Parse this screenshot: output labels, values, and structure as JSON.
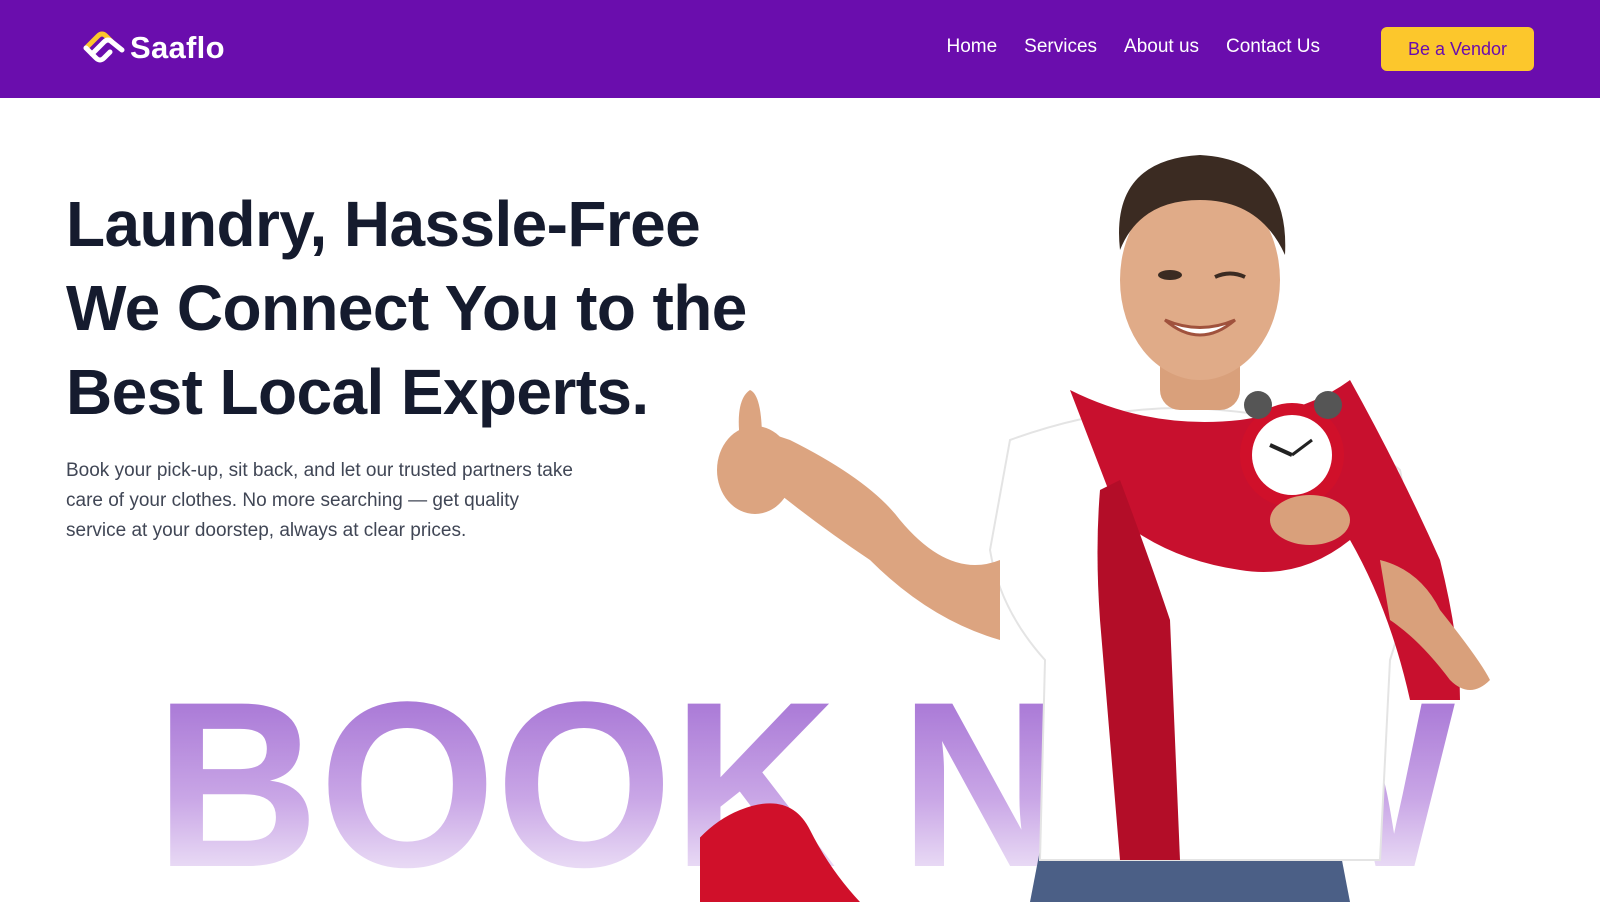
{
  "navbar": {
    "brand": "Saaflo",
    "links": [
      "Home",
      "Services",
      "About us",
      "Contact Us"
    ],
    "cta_label": "Be a Vendor"
  },
  "hero": {
    "title_lines": [
      "Laundry, Hassle-Free",
      "We Connect You to the",
      "Best Local Experts."
    ],
    "description": "Book your pick-up, sit back, and let our trusted partners take care of your clothes. No more searching — get quality service at your doorstep, always at clear prices.",
    "background_text": "BOOK NOW"
  },
  "colors": {
    "brand_purple": "#6a0dad",
    "accent_yellow": "#fcc72c",
    "heading": "#151b2e",
    "body_text": "#404655",
    "background_text_purple": "#9a63cf"
  },
  "icons": [
    "saaflo-logo-icon"
  ]
}
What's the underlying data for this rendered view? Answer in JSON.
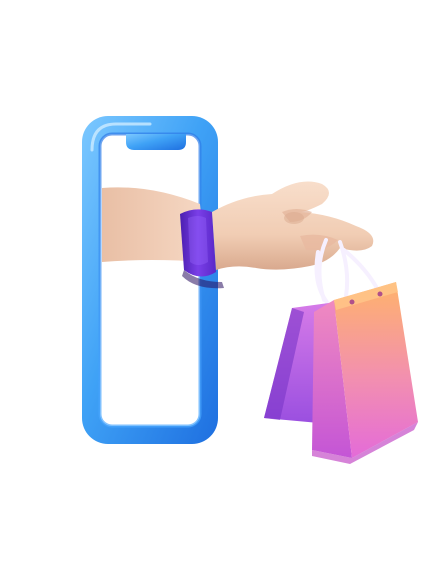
{
  "illustration": {
    "subject": "phone-shopping-hand-with-bags",
    "colors": {
      "phone_frame": "#3FA2F6",
      "phone_frame_light": "#7CC8FF",
      "phone_frame_dark": "#1E6FE0",
      "skin": "#F3D2BC",
      "skin_shadow": "#D9A98E",
      "wristband": "#6B2FD6",
      "wristband_highlight": "#9C6BFF",
      "bag_front_top": "#FFB36B",
      "bag_front_bottom": "#E46BD8",
      "bag_back": "#B86BE8",
      "bag_handle": "#F6F0FF",
      "background": "#FFFFFF"
    }
  }
}
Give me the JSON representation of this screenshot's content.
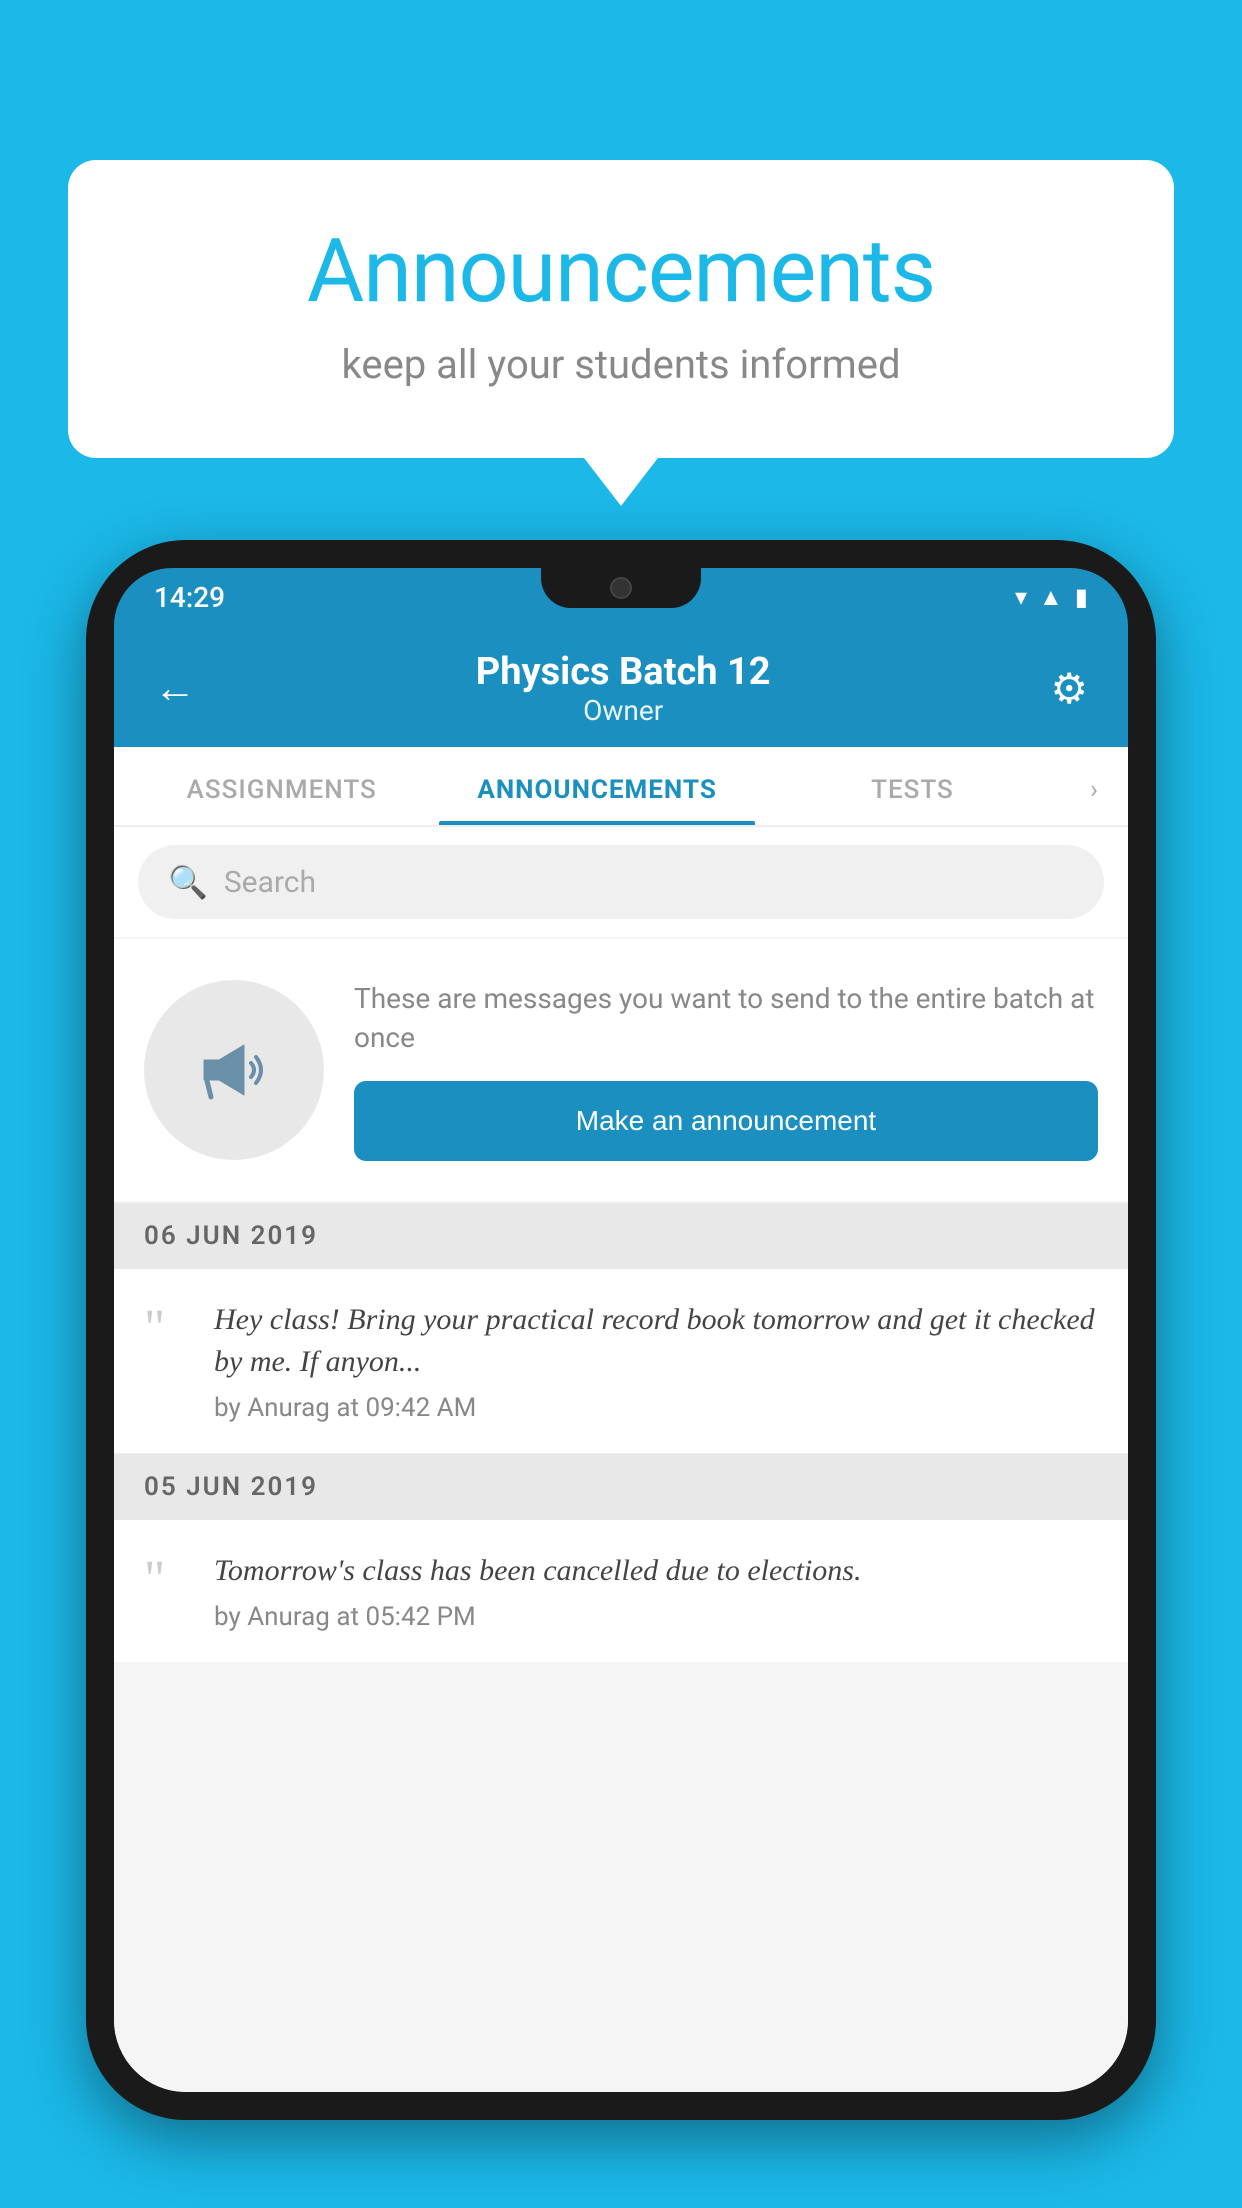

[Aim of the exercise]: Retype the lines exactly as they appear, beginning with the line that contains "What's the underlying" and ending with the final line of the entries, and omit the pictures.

[Answer to this problem]:
What's the underlying data for this rendered view? Answer in JSON.
{
  "illustration": {
    "subject": "phone-shopping-hand-with-bags",
    "colors": {
      "phone_frame": "#3FA2F6",
      "phone_frame_light": "#7CC8FF",
      "phone_frame_dark": "#1E6FE0",
      "skin": "#F3D2BC",
      "skin_shadow": "#D9A98E",
      "wristband": "#6B2FD6",
      "wristband_highlight": "#9C6BFF",
      "bag_front_top": "#FFB36B",
      "bag_front_bottom": "#E46BD8",
      "bag_back": "#B86BE8",
      "bag_handle": "#F6F0FF",
      "background": "#FFFFFF"
    }
  }
}
Give me the JSON representation of this screenshot's content.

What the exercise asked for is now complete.